Karmi is a Palestinian doctor of medicine, author and academic. Ghada was born in Jerusalem and was forced to leave her home with her family as a result of Israel’s creation in 1948. They moved to England where Karmi eventually practised as a doctor for many years, working as a specialist in the health of migrants and refugees. Karmi is the author of several books, including her memoir In Search of Fatima, Jerusalem Today, What Future for the Peace Process? and The Palestinian Exodus 1948-1998. She has held a number of research appointments at SOAS and the universities of Durham and Leeds. From 1999 to 2001 she was an Associate Fellow of the Royal Institute of International Affairs, where she led a major project on Israel-Palestinian reconciliation. In 2009, she became a Fellow of the Royal Society of Arts. Currently Ghada Karmi is a Research Fellow at the Institute of Arab and Islamic Studies, University of Exeter.
Lord Leslie Turnberg

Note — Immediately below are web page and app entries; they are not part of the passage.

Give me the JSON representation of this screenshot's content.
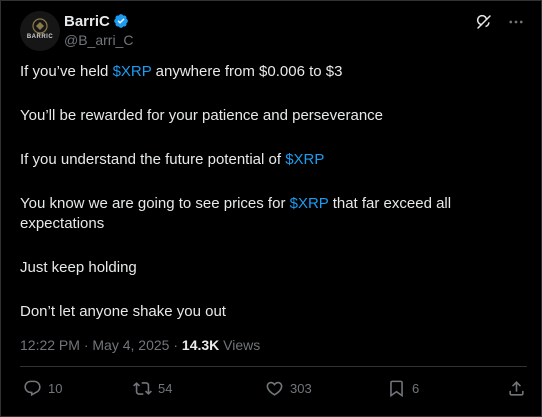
{
  "author": {
    "display_name": "BarriC",
    "handle": "@B_arri_C",
    "avatar_text": "BARRIC",
    "verified": true
  },
  "tweet": {
    "paragraphs": [
      [
        {
          "text": "If you’ve held "
        },
        {
          "text": "$XRP",
          "tag": true
        },
        {
          "text": " anywhere from $0.006 to $3"
        }
      ],
      [
        {
          "text": "You’ll be rewarded for your patience and perseverance"
        }
      ],
      [
        {
          "text": "If you understand the future potential of "
        },
        {
          "text": "$XRP",
          "tag": true
        }
      ],
      [
        {
          "text": "You know we are going to see prices for "
        },
        {
          "text": "$XRP",
          "tag": true
        },
        {
          "text": " that far exceed all expectations"
        }
      ],
      [
        {
          "text": "Just keep holding"
        }
      ],
      [
        {
          "text": "Don’t let anyone shake you out"
        }
      ]
    ]
  },
  "meta": {
    "time": "12:22 PM",
    "separator": " · ",
    "date": "May 4, 2025",
    "views_count": "14.3K",
    "views_label": "Views"
  },
  "actions": {
    "reply_count": "10",
    "retweet_count": "54",
    "like_count": "303",
    "bookmark_count": "6"
  },
  "colors": {
    "background": "#000000",
    "text": "#e7e9ea",
    "muted": "#71767b",
    "link": "#1d9bf0",
    "border": "#2f3336"
  },
  "icons": {
    "verified": "verified-badge-icon",
    "grok": "grok-icon",
    "more": "more-horizontal-icon",
    "reply": "reply-icon",
    "retweet": "retweet-icon",
    "like": "heart-icon",
    "bookmark": "bookmark-icon",
    "share": "share-icon"
  }
}
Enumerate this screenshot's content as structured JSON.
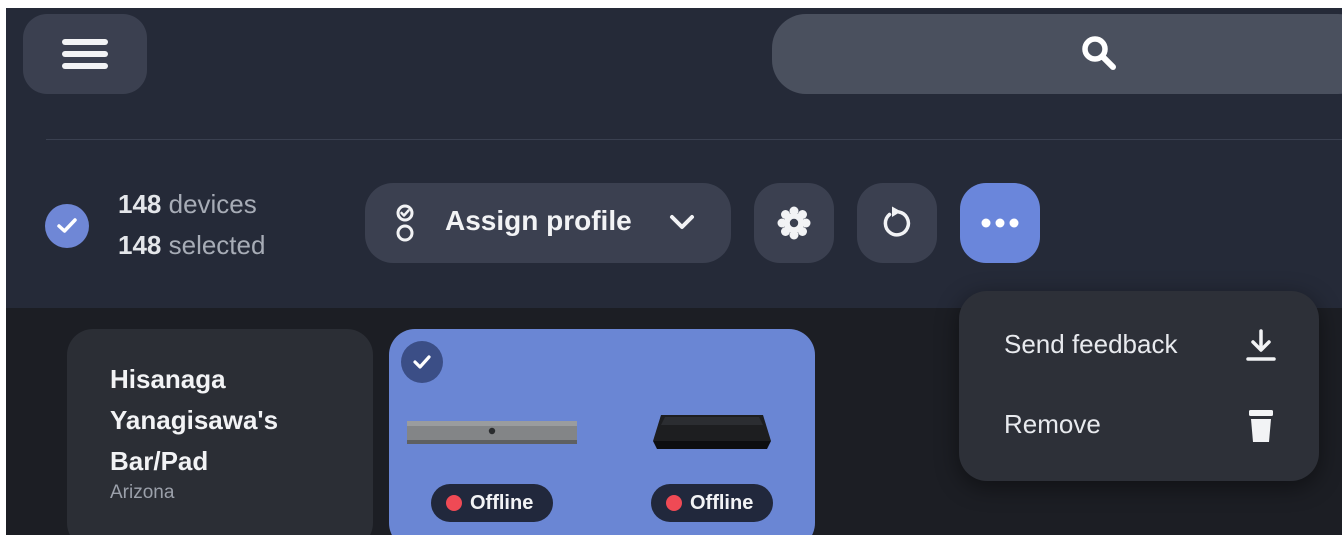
{
  "toolbar": {
    "menu_icon": "hamburger-icon",
    "search_icon": "search-icon"
  },
  "selection": {
    "devices_count": "148",
    "devices_label": " devices",
    "selected_count": "148",
    "selected_label": " selected"
  },
  "actions": {
    "assign_profile_label": "Assign profile",
    "assign_profile_icon": "profile-toggle-icon",
    "settings_icon": "gear-icon",
    "restart_icon": "restart-icon",
    "more_icon": "more-icon"
  },
  "devices": [
    {
      "name": "Hisanaga Yanagisawa's Bar/Pad",
      "location": "Arizona"
    }
  ],
  "selected_device": {
    "statuses": [
      "Offline",
      "Offline"
    ]
  },
  "more_menu": {
    "items": [
      {
        "label": "Send feedback",
        "icon": "download-icon"
      },
      {
        "label": "Remove",
        "icon": "trash-icon"
      }
    ]
  },
  "colors": {
    "accent": "#6a86db",
    "status_offline": "#ef4a55",
    "header_bg": "#252a38",
    "content_bg": "#1c1e24"
  }
}
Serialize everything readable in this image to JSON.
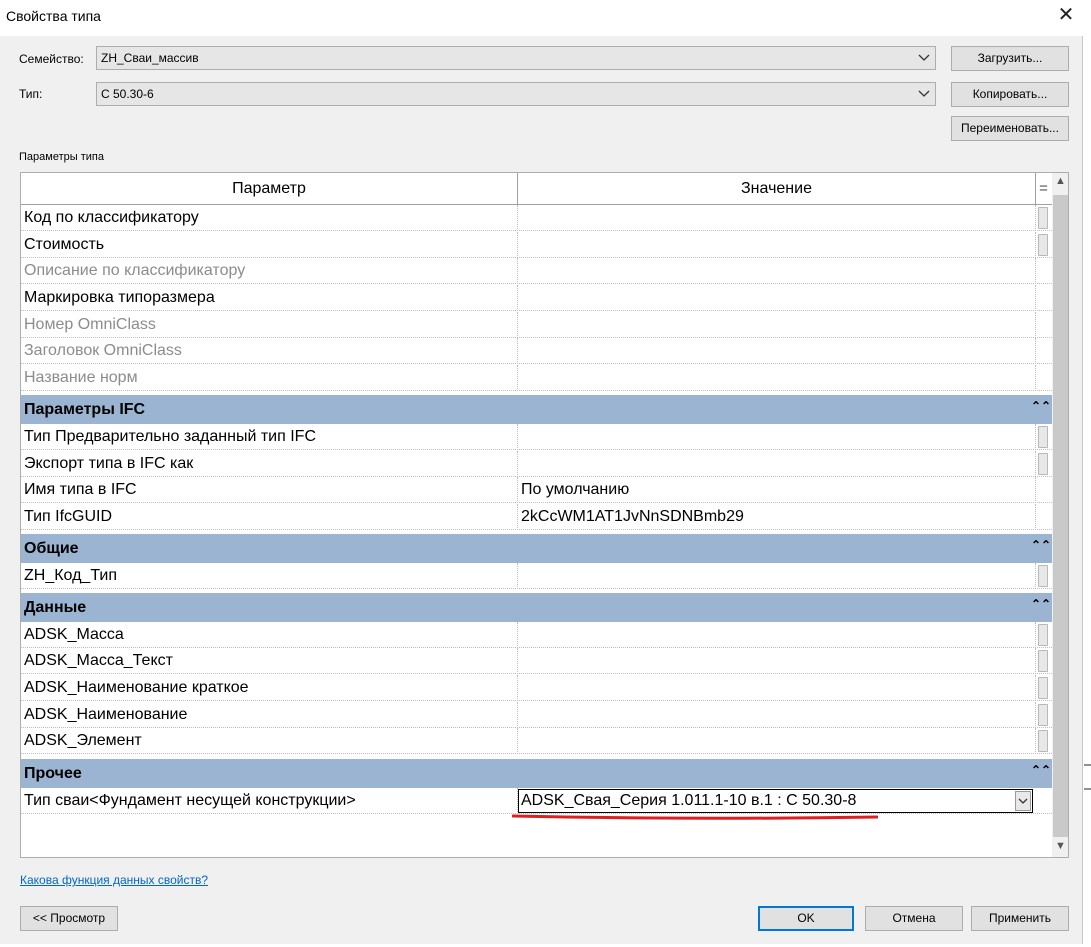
{
  "window": {
    "title": "Свойства типа",
    "close_glyph": "✕"
  },
  "family": {
    "label": "Семейство:",
    "value": "ZH_Сваи_массив"
  },
  "type": {
    "label": "Тип:",
    "value": "С 50.30-6"
  },
  "buttons": {
    "load": "Загрузить...",
    "copy": "Копировать...",
    "rename": "Переименовать...",
    "preview": "<< Просмотр",
    "ok": "OK",
    "cancel": "Отмена",
    "apply": "Применить"
  },
  "section_label": "Параметры типа",
  "grid": {
    "col_param": "Параметр",
    "col_value": "Значение",
    "col_menu": "=",
    "rows_top": [
      {
        "param": "Код по классификатору",
        "value": ""
      },
      {
        "param": "Стоимость",
        "value": ""
      },
      {
        "param": "Описание по классификатору",
        "value": ""
      },
      {
        "param": "Маркировка типоразмера",
        "value": ""
      },
      {
        "param": "Номер OmniClass",
        "value": ""
      },
      {
        "param": "Заголовок OmniClass",
        "value": ""
      },
      {
        "param": "Название норм",
        "value": ""
      }
    ],
    "groups": {
      "ifc": {
        "title": "Параметры IFC",
        "rows": [
          {
            "param": "Тип Предварительно заданный тип IFC",
            "value": ""
          },
          {
            "param": "Экспорт типа в IFC как",
            "value": ""
          },
          {
            "param": "Имя типа в IFC",
            "value": "По умолчанию"
          },
          {
            "param": "Тип IfcGUID",
            "value": "2kCcWM1AT1JvNnSDNBmb29"
          }
        ]
      },
      "general": {
        "title": "Общие",
        "rows": [
          {
            "param": "ZH_Код_Тип",
            "value": ""
          }
        ]
      },
      "data": {
        "title": "Данные",
        "rows": [
          {
            "param": "ADSK_Масса",
            "value": ""
          },
          {
            "param": "ADSK_Масса_Текст",
            "value": ""
          },
          {
            "param": "ADSK_Наименование краткое",
            "value": ""
          },
          {
            "param": "ADSK_Наименование",
            "value": ""
          },
          {
            "param": "ADSK_Элемент",
            "value": ""
          }
        ]
      },
      "other": {
        "title": "Прочее",
        "rows": [
          {
            "param": "Тип сваи<Фундамент несущей конструкции>",
            "value": "ADSK_Свая_Серия 1.011.1-10 в.1 : С 50.30-8"
          }
        ]
      }
    },
    "collapse_glyph": "⌃⌃",
    "scroll_up": "▲",
    "scroll_down": "▼"
  },
  "help_link": "Какова функция данных свойств?",
  "colors": {
    "group_header": "#9bb4d1",
    "highlight_underline": "#e02020",
    "primary_border": "#0078d7",
    "link": "#0066cc"
  },
  "icons": [
    "close-icon",
    "chevron-down-icon",
    "collapse-icon",
    "scroll-up-icon",
    "scroll-down-icon"
  ]
}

Lord Turnberg is a medical professional, author and Labour peer. Leslie Turnberg graduated in medicine from Manchester University in 1957. He was appointed President of the Royal College of Physicians in 1992 and received a knighthood in 1994 Birthday Honours for services to medicine. He continues to be active in medical affairs in the House of Lords and is a member of the Committee on Sustainability of the NHS. He was a Jewish Medical Association (UK) founder patron. In 2008 Lord and Lady Turnberg, in partnership with the Academy of Medical Sciences, established the Daniel Turnberg Memorial Fellowships. These fellowships are in memory of their late son, a doctor and researcher with a keen interest in fostering links between the UK and the Middle East. In recent years Lord Turnberg has turned his attention increasingly to the thorny problems of the Israeli-Palestinian conflict. He has used his experience in research and in large organisations to analyse the reasons behind the inability of the Zionists and the Arabs to reach a compromise. As a Labour Peer he focuses on the problems that abound in the Middle East in his interventions in debates in the House of Lords. In April this year, Lord Turnberg published his book Beyond the Balfour Agreement marking the anniversary of the landmark letter and the misconceptions surrounding the declaration ever since.
Dr Jacob Norris
Jacob Norris is a social and cultural historian of the modern Middle East. He completed his PhD in 2010 at the University of Cambridge where he spent a further 3 years as Research Fellow, before coming to Sussex in 2013. Jacob’s research is mostly focused on Palestine in the 19th and early 20th centuries, albeit within global and transnational frameworks. His monograph, Land of Progress: Palestine in the Age of Colonial Development, 1905-1948 was published in 2013 by Oxford University Press.
Featured image: From left to right: Lord Allenby (commander of British forces in Palestine 1917), Lord Balfour, and Sir Herbert Samuel, first British High Commissioner of the Mandate attending the 1925 opening of Hebrew University.